The departures mark the end of a nearly 15-year experiment with the super maximum-security prison, which supporters say the state still needs for troublemaking convicts — particularly during a time of record inmate population. But opponents contend the prison’s practice of near-total isolation was inhumane and contributed to some inmates’ deteriorating mental health.
More than 130 inmates were moved out of the prison in just nine days, after the Illinois Supreme Court ruled that legal action by a state workers’ union could no longer hold up the governor’s closure plans. The state has offered to sell the $70 million facility the federal government, but there are no solid plans for the future of the prison, often simply called Tamms.
“It’s sad for our area, but we’re never going to give up,’’ said Rep. Brandon Phelps, a Democrat from Harrisburg whose district includes Tamms. “We still have an overcrowding problem. That’s the deal with this. The governor has made it worse. Eventually, some of these facilities are going to have to reopen.’’
But activists opposed to the prison’s isolation practices cheered Friday’s landmark moment. One organizer, Laurie Jo Reynolds, called the course to closure “a democratic process’’ that involved not high-priced lobbyists or powerful strategists but, “the people — truly, the people.’’
Shuttering Tamms is part of Quinn’s plan to save money. The Democrat said housing an inmate at the prison cost three times what it does at general-population prisons. He has also closed three halfway houses for inmates nearing sentence completion, relocating their 159 inmates, and plans to shutter the women’s prison in Dwight.
But budget problems aside, critics note the state’s prison system has more than 49,000 inmates in space designed for 33,000, after losing the 700 beds in the two Tamms units.
“All of the inmates transferred from Tamms and the (halfway houses) went to facilities that had space for them,’’ Department of Corrections spokeswoman Stacey Solano said. “The inmate population remains at a level that can be safely and securely managed.’’

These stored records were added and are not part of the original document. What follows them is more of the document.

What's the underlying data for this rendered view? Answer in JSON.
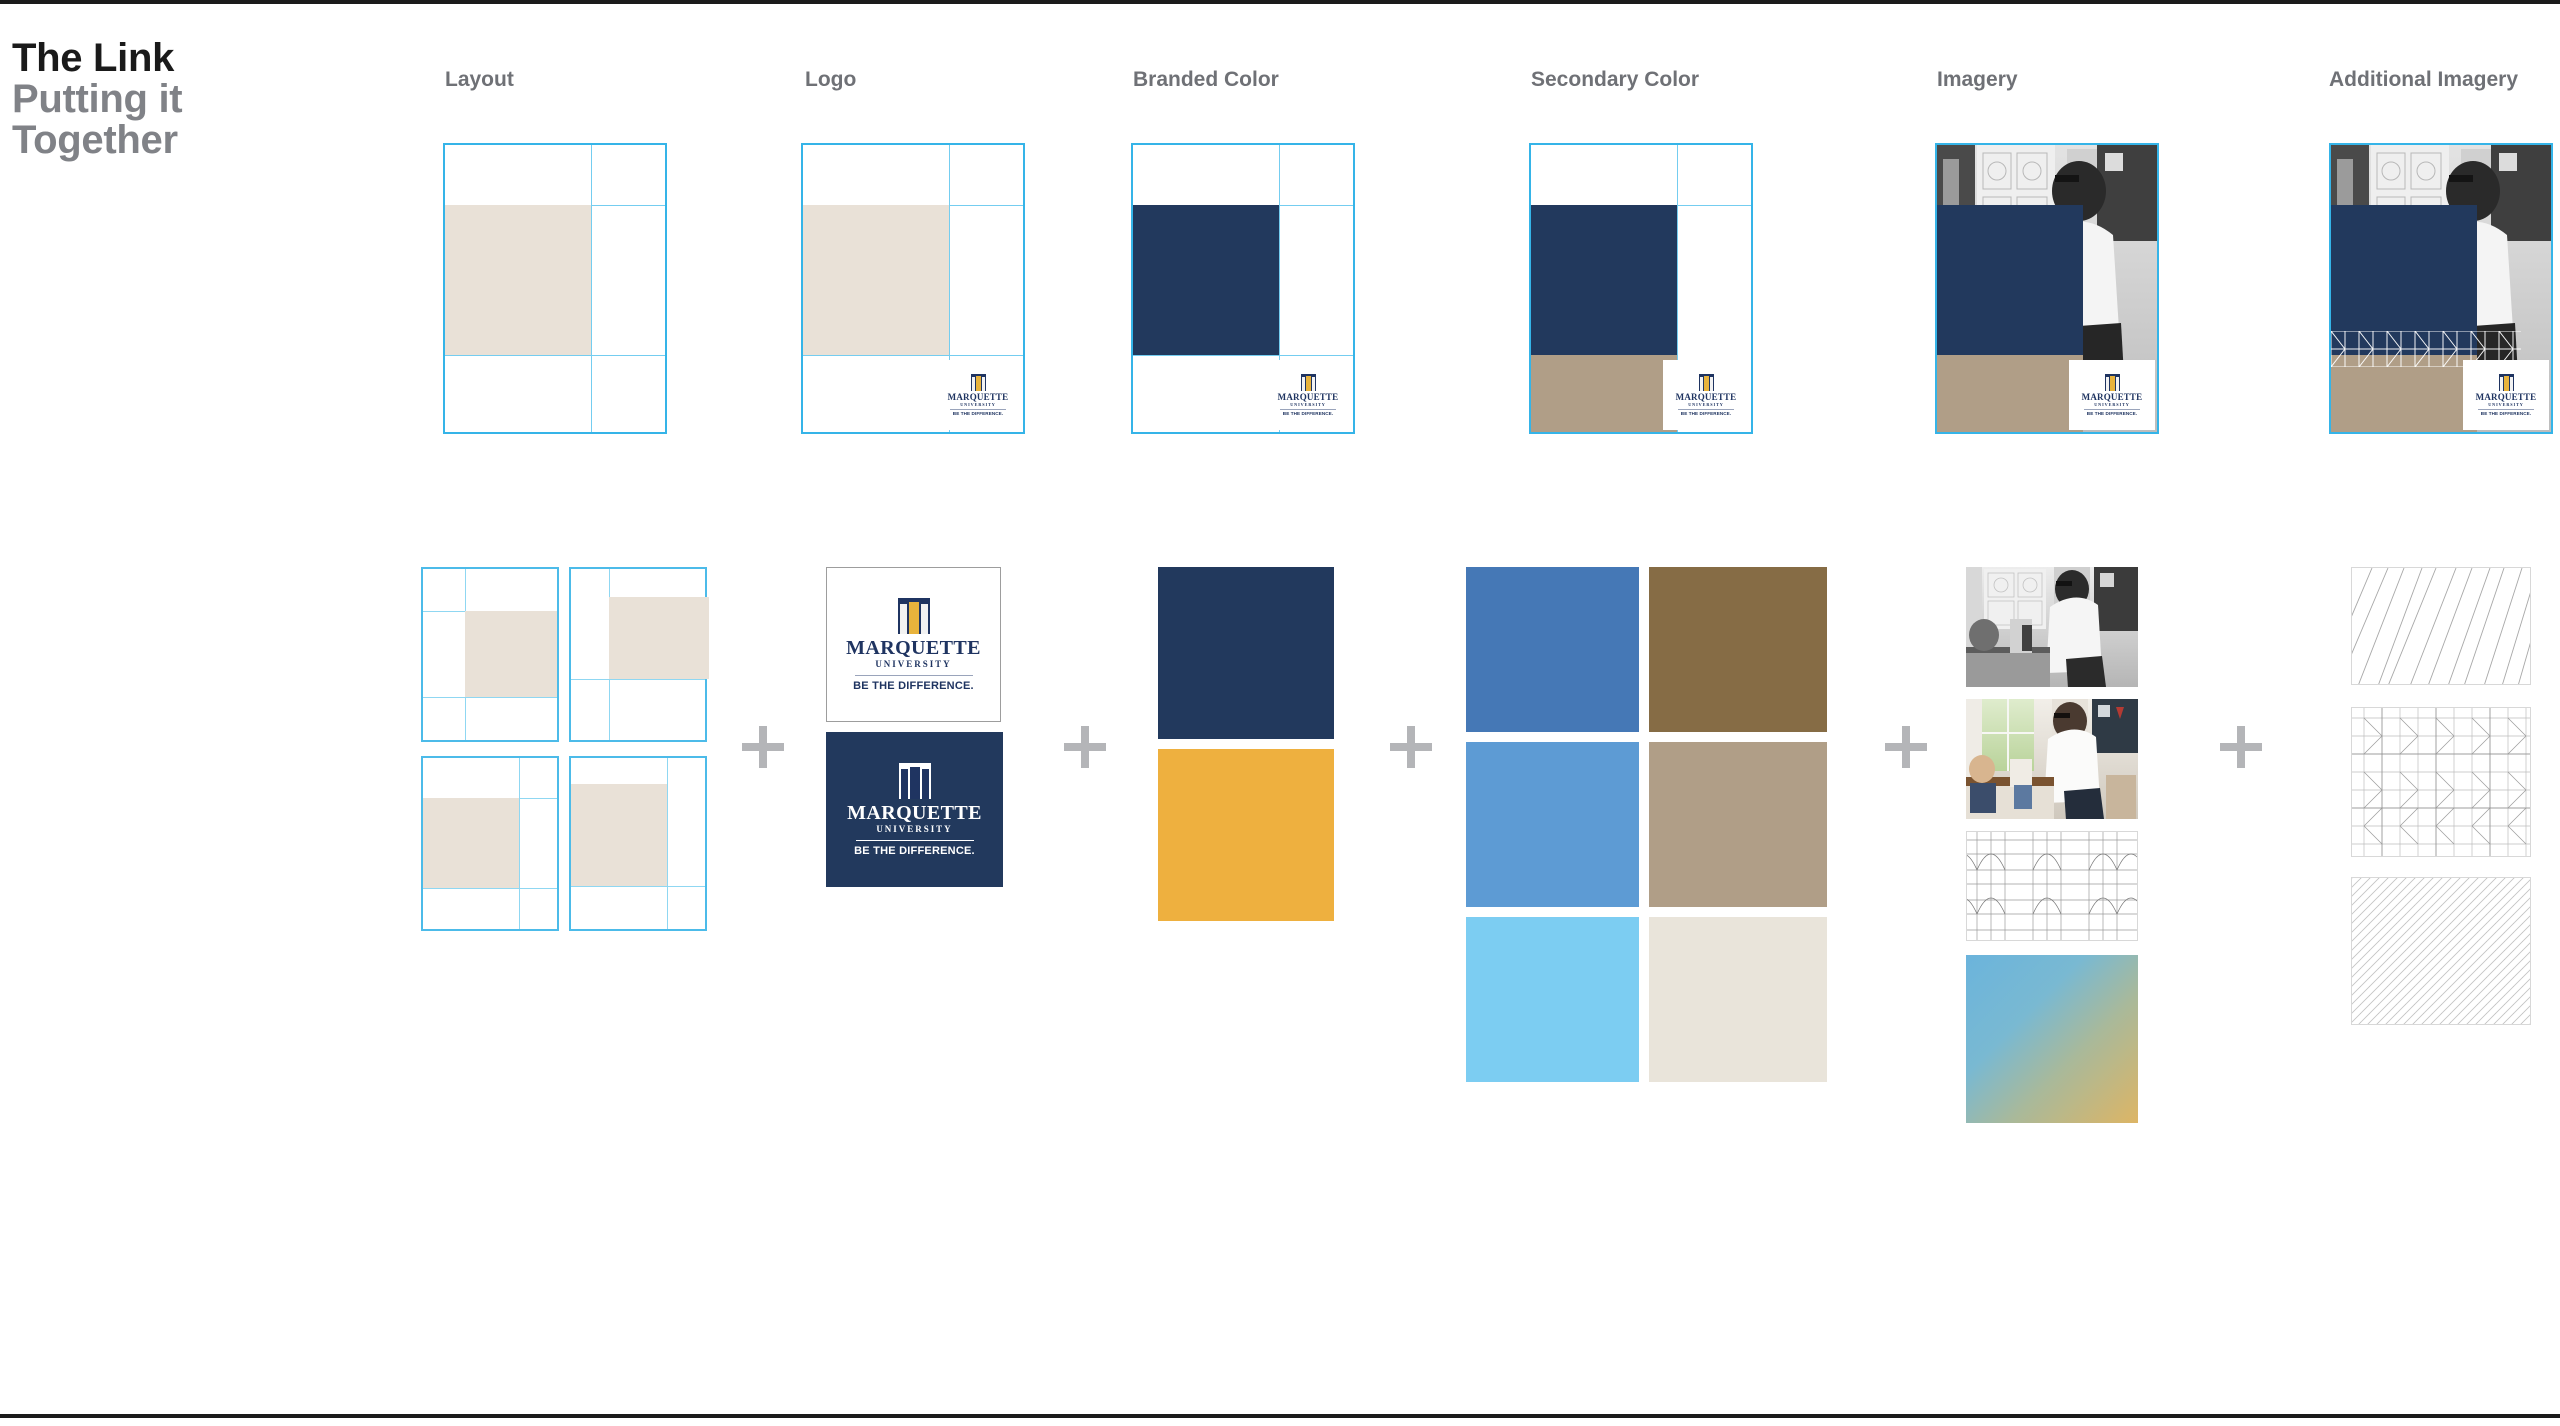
{
  "page": {
    "title_main": "The Link",
    "title_sub_line1": "Putting it",
    "title_sub_line2": "Together",
    "rule_color": "#1b1b1b",
    "background": "#ffffff",
    "plus_separator_glyph": "+",
    "plus_color": "#b4b5b8"
  },
  "columns": [
    {
      "key": "layout",
      "header": "Layout",
      "card": {
        "description": "page layout wireframe with beige content block",
        "outline_color": "#35b4e8",
        "block_color": "#e9e1d7"
      },
      "items": [
        {
          "name": "layout-variant-1",
          "block_position": "center-right"
        },
        {
          "name": "layout-variant-2",
          "block_position": "top-right"
        },
        {
          "name": "layout-variant-3",
          "block_position": "center-left"
        },
        {
          "name": "layout-variant-4",
          "block_position": "top-left"
        }
      ]
    },
    {
      "key": "logo",
      "header": "Logo",
      "card": {
        "description": "layout wireframe with Marquette logo locked bottom right",
        "outline_color": "#35b4e8",
        "block_color": "#e9e1d7"
      },
      "items": [
        {
          "name": "logo-light",
          "background": "#ffffff",
          "foreground": "#1f3461"
        },
        {
          "name": "logo-dark",
          "background": "#22395d",
          "foreground": "#ffffff"
        }
      ]
    },
    {
      "key": "branded_color",
      "header": "Branded Color",
      "card": {
        "description": "layout wireframe with navy branded block and logo",
        "outline_color": "#35b4e8",
        "block_color": "#22395d"
      },
      "items": [
        {
          "name": "swatch-marquette-navy",
          "hex": "#22395d"
        },
        {
          "name": "swatch-marquette-gold",
          "hex": "#eeb03f"
        }
      ]
    },
    {
      "key": "secondary_color",
      "header": "Secondary Color",
      "card": {
        "description": "layout wireframe with navy block plus tan secondary block",
        "outline_color": "#35b4e8",
        "block_color": "#22395d",
        "secondary_block_color": "#b09e87"
      },
      "items": [
        {
          "name": "swatch-medium-blue",
          "hex": "#4578b6"
        },
        {
          "name": "swatch-brown",
          "hex": "#866c45"
        },
        {
          "name": "swatch-light-blue",
          "hex": "#5d9bd4"
        },
        {
          "name": "swatch-taupe",
          "hex": "#b09e87"
        },
        {
          "name": "swatch-sky-blue",
          "hex": "#7ccdf2"
        },
        {
          "name": "swatch-cream",
          "hex": "#e9e4da"
        }
      ]
    },
    {
      "key": "imagery",
      "header": "Imagery",
      "card": {
        "description": "layout with black-and-white photograph behind navy and tan blocks",
        "outline_color": "#35b4e8"
      },
      "items": [
        {
          "name": "photo-bw-classroom",
          "kind": "photo",
          "treatment": "black-and-white"
        },
        {
          "name": "photo-color-classroom",
          "kind": "photo",
          "treatment": "color"
        },
        {
          "name": "pattern-gothic-arches",
          "kind": "pattern"
        },
        {
          "name": "gradient-blue-gold",
          "kind": "gradient",
          "from": "#6bb4dc",
          "to": "#ddb565"
        }
      ]
    },
    {
      "key": "additional_imagery",
      "header": "Additional Imagery",
      "card": {
        "description": "layout with photo, navy block, tan block and triangular line pattern band",
        "outline_color": "#35b4e8"
      },
      "items": [
        {
          "name": "pattern-sparse-diagonal-lines",
          "kind": "pattern"
        },
        {
          "name": "pattern-triangle-grid",
          "kind": "pattern"
        },
        {
          "name": "pattern-dense-diagonal-hatch",
          "kind": "pattern"
        }
      ]
    }
  ],
  "logo": {
    "wordmark": "MARQUETTE",
    "subword": "UNIVERSITY",
    "tagline": "BE THE DIFFERENCE.",
    "crest_name": "marquette-crest-icon"
  }
}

Many displaced Tamms inmates returned to Pontiac, where they first caused problems — including Robert Boyd who tunneled through brick walls of two Pontiac cells and attempted to kill another inmate.
Another inmate transferred Friday, according to Department of Corrections notifications reviewed by The Associated Press, was Henry Brisbon — a murderer whose profile gave Tamms its brand. Known as the “I-57 Killer’’ for three murders in 1973, Brisbon was with the first group of arrivals at Tamms on March 9, 1998, thanks to his role as ringleader of a 1979 Joliet prison riot and for stabbing Gacy when the two were together on death row.

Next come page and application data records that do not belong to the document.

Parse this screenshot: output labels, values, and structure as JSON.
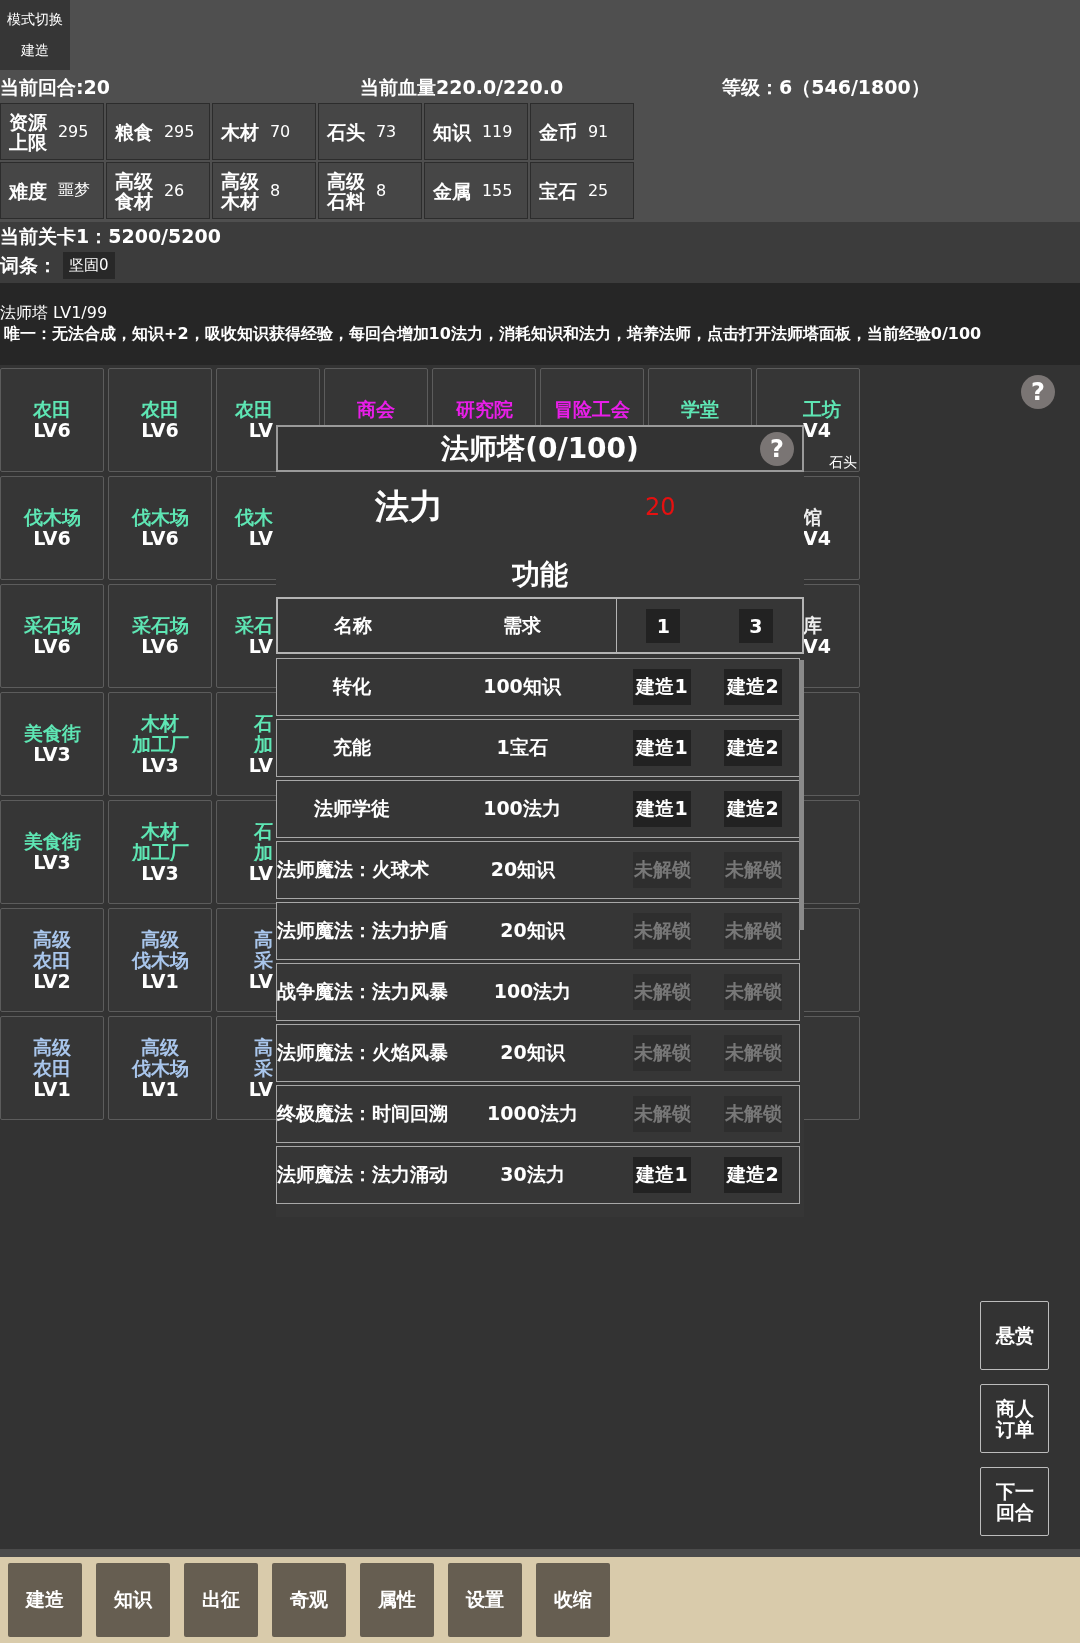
{
  "mode_switch": {
    "label": "模式切换",
    "value": "建造"
  },
  "stats": {
    "round": "当前回合:20",
    "hp": "当前血量220.0/220.0",
    "level": "等级：6（546/1800）"
  },
  "resources": [
    {
      "label": "资源上限",
      "value": "295"
    },
    {
      "label": "粮食",
      "value": "295"
    },
    {
      "label": "木材",
      "value": "70"
    },
    {
      "label": "石头",
      "value": "73"
    },
    {
      "label": "知识",
      "value": "119"
    },
    {
      "label": "金币",
      "value": "91"
    },
    {
      "label": "难度",
      "value": "噩梦"
    },
    {
      "label": "高级食材",
      "value": "26"
    },
    {
      "label": "高级木材",
      "value": "8"
    },
    {
      "label": "高级石料",
      "value": "8"
    },
    {
      "label": "金属",
      "value": "155"
    },
    {
      "label": "宝石",
      "value": "25"
    }
  ],
  "stage": {
    "progress": "当前关卡1：5200/5200",
    "affix_label": "词条：",
    "affixes": [
      "坚固0"
    ]
  },
  "selected_building": {
    "title": "法师塔 LV1/99",
    "description": "唯一：无法合成，知识+2，吸收知识获得经验，每回合增加10法力，消耗知识和法力，培养法师，点击打开法师塔面板，当前经验0/100"
  },
  "help_icon": "?",
  "grid": [
    [
      {
        "kind": "building",
        "name_lines": [
          "农田"
        ],
        "level": "LV6",
        "color": "#5ee6b4"
      },
      {
        "kind": "building",
        "name_lines": [
          "农田"
        ],
        "level": "LV6",
        "color": "#5ee6b4"
      },
      {
        "kind": "building",
        "name_lines": [
          "农田"
        ],
        "level": "LV",
        "color": "#5ee6b4"
      },
      {
        "kind": "building",
        "name_lines": [
          "商会"
        ],
        "color": "#e81ee8"
      },
      {
        "kind": "building",
        "name_lines": [
          "研究院"
        ],
        "color": "#e81ee8"
      },
      {
        "kind": "building",
        "name_lines": [
          "冒险工会"
        ],
        "color": "#e81ee8"
      },
      {
        "kind": "building",
        "name_lines": [
          "学堂"
        ],
        "color": "#5ee6b4"
      },
      {
        "kind": "building",
        "name_lines": [
          "工坊"
        ],
        "level": "V4",
        "color": "#5ee6b4",
        "badge": "石头"
      }
    ],
    [
      {
        "kind": "building",
        "name_lines": [
          "伐木场"
        ],
        "level": "LV6",
        "color": "#5ee6b4"
      },
      {
        "kind": "building",
        "name_lines": [
          "伐木场"
        ],
        "level": "LV6",
        "color": "#5ee6b4"
      },
      {
        "kind": "building",
        "name_lines": [
          "伐木"
        ],
        "level": "LV",
        "color": "#5ee6b4"
      },
      {
        "kind": "covered"
      },
      {
        "kind": "covered"
      },
      {
        "kind": "covered"
      },
      {
        "kind": "covered"
      },
      {
        "kind": "building",
        "name_lines": [
          "馆"
        ],
        "level": "V4",
        "color": "#eeeeee"
      }
    ],
    [
      {
        "kind": "building",
        "name_lines": [
          "采石场"
        ],
        "level": "LV6",
        "color": "#5ee6b4"
      },
      {
        "kind": "building",
        "name_lines": [
          "采石场"
        ],
        "level": "LV6",
        "color": "#5ee6b4"
      },
      {
        "kind": "building",
        "name_lines": [
          "采石"
        ],
        "level": "LV",
        "color": "#5ee6b4"
      },
      {
        "kind": "covered"
      },
      {
        "kind": "covered"
      },
      {
        "kind": "covered"
      },
      {
        "kind": "covered"
      },
      {
        "kind": "building",
        "name_lines": [
          "库"
        ],
        "level": "V4",
        "color": "#eeeeee"
      }
    ],
    [
      {
        "kind": "building",
        "name_lines": [
          "美食街"
        ],
        "level": "LV3",
        "color": "#5ee6b4"
      },
      {
        "kind": "building",
        "name_lines": [
          "木材",
          "加工厂"
        ],
        "level": "LV3",
        "color": "#5ee6b4"
      },
      {
        "kind": "building",
        "name_lines": [
          "石",
          "加"
        ],
        "level": "LV",
        "color": "#5ee6b4"
      },
      {
        "kind": "covered"
      },
      {
        "kind": "covered"
      },
      {
        "kind": "covered"
      },
      {
        "kind": "covered"
      },
      {
        "kind": "empty"
      }
    ],
    [
      {
        "kind": "building",
        "name_lines": [
          "美食街"
        ],
        "level": "LV3",
        "color": "#5ee6b4"
      },
      {
        "kind": "building",
        "name_lines": [
          "木材",
          "加工厂"
        ],
        "level": "LV3",
        "color": "#5ee6b4"
      },
      {
        "kind": "building",
        "name_lines": [
          "石",
          "加"
        ],
        "level": "LV",
        "color": "#5ee6b4"
      },
      {
        "kind": "covered"
      },
      {
        "kind": "covered"
      },
      {
        "kind": "covered"
      },
      {
        "kind": "covered"
      },
      {
        "kind": "empty"
      }
    ],
    [
      {
        "kind": "building",
        "name_lines": [
          "高级",
          "农田"
        ],
        "level": "LV2",
        "color": "#a9c6ec"
      },
      {
        "kind": "building",
        "name_lines": [
          "高级",
          "伐木场"
        ],
        "level": "LV1",
        "color": "#a9c6ec"
      },
      {
        "kind": "building",
        "name_lines": [
          "高",
          "采"
        ],
        "level": "LV",
        "color": "#a9c6ec"
      },
      {
        "kind": "covered"
      },
      {
        "kind": "covered"
      },
      {
        "kind": "covered"
      },
      {
        "kind": "covered"
      },
      {
        "kind": "empty"
      }
    ],
    [
      {
        "kind": "building",
        "name_lines": [
          "高级",
          "农田"
        ],
        "level": "LV1",
        "color": "#a9c6ec"
      },
      {
        "kind": "building",
        "name_lines": [
          "高级",
          "伐木场"
        ],
        "level": "LV1",
        "color": "#a9c6ec"
      },
      {
        "kind": "building",
        "name_lines": [
          "高",
          "采"
        ],
        "level": "LV",
        "color": "#a9c6ec"
      },
      {
        "kind": "covered"
      },
      {
        "kind": "covered"
      },
      {
        "kind": "covered"
      },
      {
        "kind": "covered"
      },
      {
        "kind": "empty"
      }
    ]
  ],
  "dialog": {
    "title": "法师塔(0/100)",
    "help_icon": "?",
    "resource_label": "法力",
    "resource_value": "20",
    "section_title": "功能",
    "header": {
      "name": "名称",
      "cost": "需求",
      "quantities": [
        "1",
        "3"
      ]
    },
    "rows": [
      {
        "name": "转化",
        "cost": "100知识",
        "buttons": [
          {
            "label": "建造1",
            "disabled": false
          },
          {
            "label": "建造2",
            "disabled": false
          }
        ]
      },
      {
        "name": "充能",
        "cost": "1宝石",
        "buttons": [
          {
            "label": "建造1",
            "disabled": false
          },
          {
            "label": "建造2",
            "disabled": false
          }
        ]
      },
      {
        "name": "法师学徒",
        "cost": "100法力",
        "buttons": [
          {
            "label": "建造1",
            "disabled": false
          },
          {
            "label": "建造2",
            "disabled": false
          }
        ]
      },
      {
        "name": "法师魔法：火球术",
        "cost": "20知识",
        "buttons": [
          {
            "label": "未解锁",
            "disabled": true
          },
          {
            "label": "未解锁",
            "disabled": true
          }
        ]
      },
      {
        "name": "法师魔法：法力护盾",
        "cost": "20知识",
        "buttons": [
          {
            "label": "未解锁",
            "disabled": true
          },
          {
            "label": "未解锁",
            "disabled": true
          }
        ]
      },
      {
        "name": "战争魔法：法力风暴",
        "cost": "100法力",
        "buttons": [
          {
            "label": "未解锁",
            "disabled": true
          },
          {
            "label": "未解锁",
            "disabled": true
          }
        ]
      },
      {
        "name": "法师魔法：火焰风暴",
        "cost": "20知识",
        "buttons": [
          {
            "label": "未解锁",
            "disabled": true
          },
          {
            "label": "未解锁",
            "disabled": true
          }
        ]
      },
      {
        "name": "终极魔法：时间回溯",
        "cost": "1000法力",
        "buttons": [
          {
            "label": "未解锁",
            "disabled": true
          },
          {
            "label": "未解锁",
            "disabled": true
          }
        ]
      },
      {
        "name": "法师魔法：法力涌动",
        "cost": "30法力",
        "buttons": [
          {
            "label": "建造1",
            "disabled": false
          },
          {
            "label": "建造2",
            "disabled": false
          }
        ]
      }
    ]
  },
  "side_buttons": [
    "悬赏",
    "商人订单",
    "下一回合"
  ],
  "bottom_bar": [
    "建造",
    "知识",
    "出征",
    "奇观",
    "属性",
    "设置",
    "收缩"
  ]
}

Officials have said Pontiac has been fortified and the Tamms arrivals closely monitored.
Of about 300 employees whose last day at Tamms is Jan. 4, more than 270 accepted other positions within the Department of Corrections or other state agencies, Solano said. Others chose not to accept new state positions.
Tamms debuted as a “closed’’ maximum-security prison where gang leaders and inmates who incited violence at other lockups were exiled. At the time, the system was “up for grabs’’ with frequent inmate violence, said Tamms’ first warden, George Welborn, who opposed its closing.

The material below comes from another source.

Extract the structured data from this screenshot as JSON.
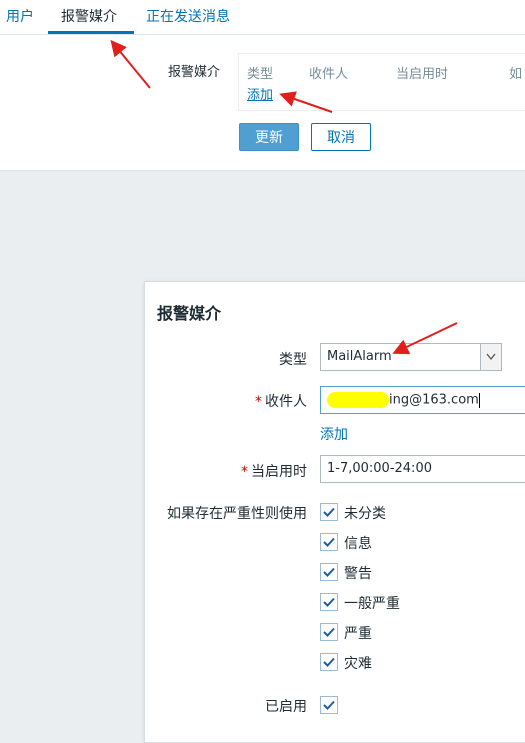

“In any prison system it’s a very small minority of inmates that causes the disproportionate amount of problems,’’ Welborn said. “The 250 to 300 that we had targeted for Tamms, those were bad guys, and they fomented a lot of violence.’’
But Reynolds and other reformers contended early on that state rules weren’t being followed at Tamms — namely, that it was intended to be “short-term shock treatment’’ with stays lasting no more than a year.
Even more troubling, she said, was that some inmates were sent to Tamms for misbehavior spawned by mental illness, not criminality, so virtual isolation exacerbated their problems.
Reynolds was among those who organized “Tamms Year Ten’’ and began pushing the General Assembly in 2008 for reform. Reynolds never thought she’d see it closed.
“A lot of legislators, you just said the word ‘Tamms,’ and they were like, ‘Forget it. We want Tamms, we need Tamms. You’re talking about murderers,’’’ Reynolds said. “It was just a very difficult sell.’’
But opinion moved far enough in the past four years that when lawmakers sent Quinn a budget last spring with money to keep the prisons open, they suggested Tamms be retrofitted for lower-risk inmates.
Quinn vetoed the extra spending. He wanted the money shifted to child-protection services, but the funding has dwindled because the American Federation of State, County and Municipal Employees’ lawsuit blocked closures for four months before the Supreme Court sided with Quinn last week.
AFSCME continues pressing a judge in Alexander County to overturn an independent arbitrator’s finding that Quinn had followed union-contract rules in his closure plans.